Traffic: Why We Drive the Way We Do (And What It Says About Us)
Prakash S stashed this in Motivation
Really enjoyed that book. :)
This is awesome: "Conceptually, Monderman had overcome what is generally known as “the tragedy of the commons”. Any resource held in common is vulnerable to any individual who simply decides to exploit it for his own benefit. The roads are commons and, in a village as in many other traffic situations, drivers, isolated in their cars, are the exploiters. By muddling the road, Monderman shamed the exploiters by exposing them to the spatial demands of others."
So how far can this lesson be taken?
-How do we align incentives so people do what we need them to do, or the right thing to do? Practically speaking it's an economics problem but often we leave it as a squishy moral problem and we're left without a plan for change. Some interesting info on similar issues here: http://en.wikipedia.org/wiki/Principal-agent_problem
-This also makes me think of the Ma Bell monopoly. How do you get someone other than the government to invest in a massive infrastructure project that all will benefit from? Give them a monopoly -- or at least a temporary one. Same with patents and copyright. They're incentive plans to protect those who make massive investments that (can) benefit the common good.
-Thaler's book NUDGE deals with the use of similar behavioral economics type schemes to manipulate people's decisions.
Thanks Eric. Is NUDGE as good as Robert Cialdini's book INFLUENCE, which describes a framework for the psychology of persuasion by identifying six approaches to persuasion tasks:
1) Reciprocation -- Repay gifts.

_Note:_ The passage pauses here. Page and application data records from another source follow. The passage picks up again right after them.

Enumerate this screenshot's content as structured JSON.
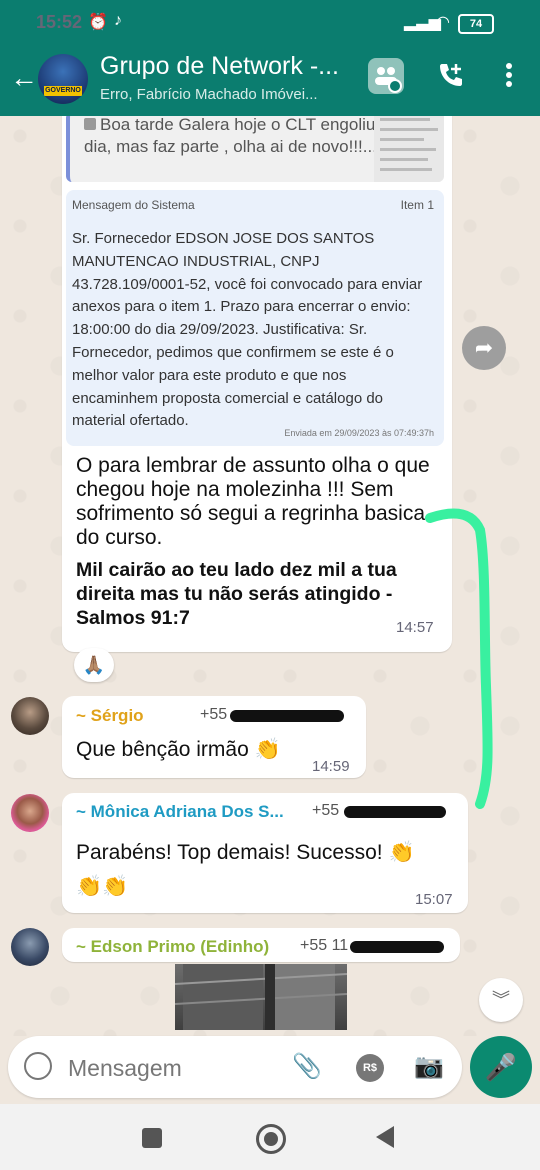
{
  "status_bar": {
    "time": "15:52",
    "battery": "74"
  },
  "header": {
    "title": "Grupo de Network -...",
    "subtitle": "Erro, Fabrício Machado Imóvei...",
    "avatar_badge": "GOVERNO"
  },
  "quoted": {
    "text": "Boa tarde Galera hoje o CLT engoliu meu dia, mas faz parte , olha  ai de novo!!!..."
  },
  "system_card": {
    "header": "Mensagem do Sistema",
    "item": "Item 1",
    "body": "Sr. Fornecedor EDSON JOSE DOS SANTOS MANUTENCAO INDUSTRIAL, CNPJ 43.728.109/0001-52, você foi convocado para enviar anexos para o item 1. Prazo para encerrar o envio: 18:00:00 do dia 29/09/2023. Justificativa: Sr. Fornecedor, pedimos que confirmem se este é o melhor valor para este produto e que nos encaminhem proposta comercial e catálogo do material ofertado.",
    "sent": "Enviada em 29/09/2023 às 07:49:37h"
  },
  "main_message": {
    "text": "O para lembrar de assunto olha o que chegou hoje na molezinha !!! Sem sofrimento só segui a regrinha basica do curso.",
    "bold_text": "Mil cairão ao teu lado dez mil a tua direita mas tu não serás atingido - Salmos 91:7",
    "time": "14:57",
    "reaction": "🙏🏽"
  },
  "messages": [
    {
      "sender": "~ Sérgio",
      "phone": "+55",
      "text": "Que bênção irmão 👏",
      "time": "14:59",
      "sender_color": "#e0a21a"
    },
    {
      "sender": "~ Mônica Adriana Dos S...",
      "phone": "+55",
      "text": "Parabéns! Top demais! Sucesso! 👏 👏👏",
      "time": "15:07",
      "sender_color": "#1f9bc3"
    },
    {
      "sender": "~ Edson Primo (Edinho)",
      "phone": "+55 11",
      "sender_color": "#8fb33a"
    }
  ],
  "composer": {
    "placeholder": "Mensagem",
    "currency_label": "R$"
  },
  "icons": {
    "back": "arrow-left-icon",
    "video": "group-call-icon",
    "call": "add-call-icon",
    "menu": "more-vert-icon",
    "forward": "forward-icon",
    "attach": "paperclip-icon",
    "camera": "camera-icon",
    "mic": "microphone-icon",
    "emoji": "emoji-icon",
    "scroll": "double-chevron-down-icon"
  },
  "colors": {
    "header": "#0b7d6f",
    "accent": "#0b8a70",
    "annotation": "#39f0a0"
  }
}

2) Commitment and Consistency -- Follow through.
3) Social Proof -- When in doubt, follow the crowd.
4) Liking -- Believe those you like.
5) Authority -- Be part of the team; listen to experts.
6) Scarcity -- Value what is rare.
These tools, though not subtle, can be employed in ways that put the "B" in subtle, as the book describes.
INFLUENCE is one of the top ten books I have ever read. That's a high bar. :) It's definitely worth checking out the wikipedia entry on NUDGE: http://bit.ly/aNJ5mC
Thanks Eric -- your endorsement of INFLUENCE makes me wonder what your other top 9 books are.
And your link to NUDGE makes me wonder if we ever actually make independent decisions at all.
I would like to know Eric's top 10 books as well.
Nudge is based on an area of behavioral economics that talks about setting up systems that allow free choice, but create default settings that lead people to desired behavior.
The canonical example: When an HR department makes automatic deductions to 401(k) plans opt-in, only about 15 to 20% of employees take advantage of them. But, when HR departments make 401(k) plan deductions opt-out, then around 95% of employees take advantage of them.
They call the basic philosophy parental libertarianism. Allow tons of free will, but provide guidance through sensible defaults. I really liked the book.
A designer friend at Apple quoted the same number to me -- 95% of people don't change the defaults.
I don't have a definitive list of my top ten books... yet. Here are some of the books that influenced me the most: http://www.bakadesuyo.com/books-that-influenced-me-the-most That list needs updating but it's still pretty solid. I have more books I recommend on the front page of my blog (right hand column) but it's not exhaustive nor prioritized: http://www.bakadesuyo.com/ I'm going to be doing a more thorough list soon. It's on the to-do list. :)
Is there anything you employ to manage your to-do list more effectively?
Maybe I should try those.
Right now I just use pmarca-style index cards: http://pmarca-archive.posterous.com/the-pmarca-guide-to-personal-productivity
They're good for the big stuff but I unfortunately miss a lot as I strive to be excellent.
Try using Omnifocus (for Mac and mobile) to keep to-do lists more efficiently managed... it's brilliant.
Brilliant if you're on a Mac. I still like Marc Andreessen's technique of a single index card each day of items you MUST do that day. Also brilliant.
One of the best time management techniques I've ever used is the assignment of "time budgets" to each of the tasks I want to accomplish in a day (or day part.) When the allotted time has been invested in a task, that task is set aside and another task begins. If the task is unfinished, it's pushed to the next day part. Not only does this make sure my efforts are properly distributed, it helps me avoid getting bogged down and fit more into a day.
Great idea. Now if I could just resist the urge to check email and mobile devices regularly...
I shared this on Twitter!